There was a time when parents who wanted an educational present for the ir children would buy a typewriter, a globe or an encyclopedia set. Now those ___ 1___ seem hopelessly oldfashioned; this Christmas, there were a lo t of personal computers under the tree. ___ 2___ that computers are the key to success, parents are also frantically insisting that children ___ 3___ taught to use them in schoo l—as early as possible. The problem for schools is that when it ___ 4 ___ computers, parents don’t always know best. Many schools are yielding to parental impatience and are purchasing hardware ___ 5___ sound education al planning so they can say, “OK, we’ve moved into the computer age.” Teachers found themselves caught in the middle of the problem—between parent pressure a nd ___ 6___ educational decisions. Educators do not even agree ___ 7 ___ how computers should be used. A lot of money is going for computerized e ducational materials ___ 8___ research has shown can be taught ___ 9 ___ with pencil and paper. Even those who believe that all children should h ave access to computers, warn of potential ___ 10___ to the very young. The temptation remains strong largely because young children ___ 11___ s o well to computers. First graders have been seen willing to work for two hours on math skills. Some have an attention span of 20 minutes. ___ 12___ sch ool can afford to go into computing, and that creates ___ 13___ another problem: a division between the haves and havenots. Very few parents are agita ting ___ 14___ computer instruction in poor school districts, ___ 15 ___ there may be barely enough money to pay the reading teacher.

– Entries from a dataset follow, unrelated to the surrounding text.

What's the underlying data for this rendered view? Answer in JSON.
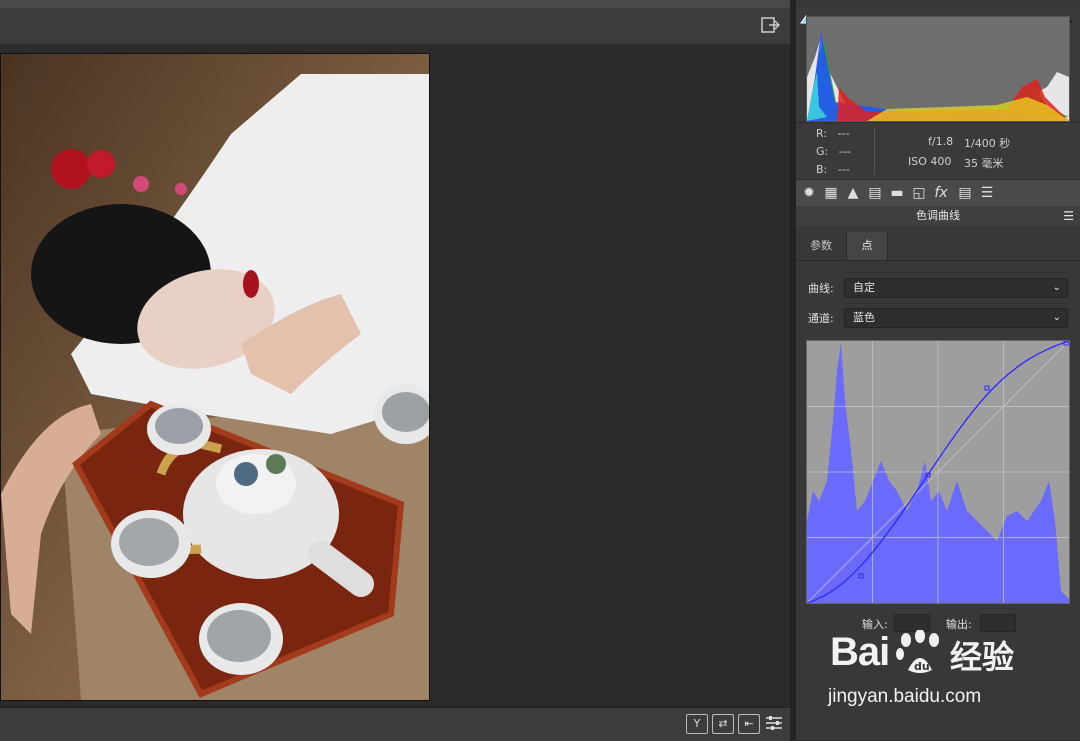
{
  "readout": {
    "r_label": "R:",
    "r_value": "---",
    "g_label": "G:",
    "g_value": "---",
    "b_label": "B:",
    "b_value": "---",
    "aperture": "f/1.8",
    "shutter": "1/400 秒",
    "iso": "ISO 400",
    "focal": "35 毫米"
  },
  "panel": {
    "section_title": "色调曲线",
    "tabs": [
      {
        "label": "参数",
        "active": false
      },
      {
        "label": "点",
        "active": true
      }
    ],
    "curve_label": "曲线:",
    "curve_value": "自定",
    "channel_label": "通道:",
    "channel_value": "蓝色",
    "input_label": "输入:",
    "output_label": "输出:"
  },
  "tool_icons": [
    "aperture-icon",
    "grid-icon",
    "mountains-icon",
    "split-panel-icon",
    "detail-icon",
    "lens-icon",
    "fx-icon",
    "film-icon",
    "sliders-icon"
  ],
  "bottom_buttons": [
    "Y",
    "⇄",
    "⇤",
    "sliders-icon"
  ],
  "watermark": {
    "brand_text": "Bai",
    "brand_suffix": "经验",
    "url": "jingyan.baidu.com"
  },
  "colors": {
    "curve_line": "#3a3aff",
    "histogram_blue": "#6a6afc",
    "panel_bg": "#383838"
  }
}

1. A. items B. toys C. sets D. series
2. A. Given B. Provided C. Convinced D. Believed
3. A. are B. be C. are being D. were
4. A. talks about B. comes to C. turns to D. mentions
5. A. without B. with C. through D. for
6. A. wise B. clever C. slow D. enough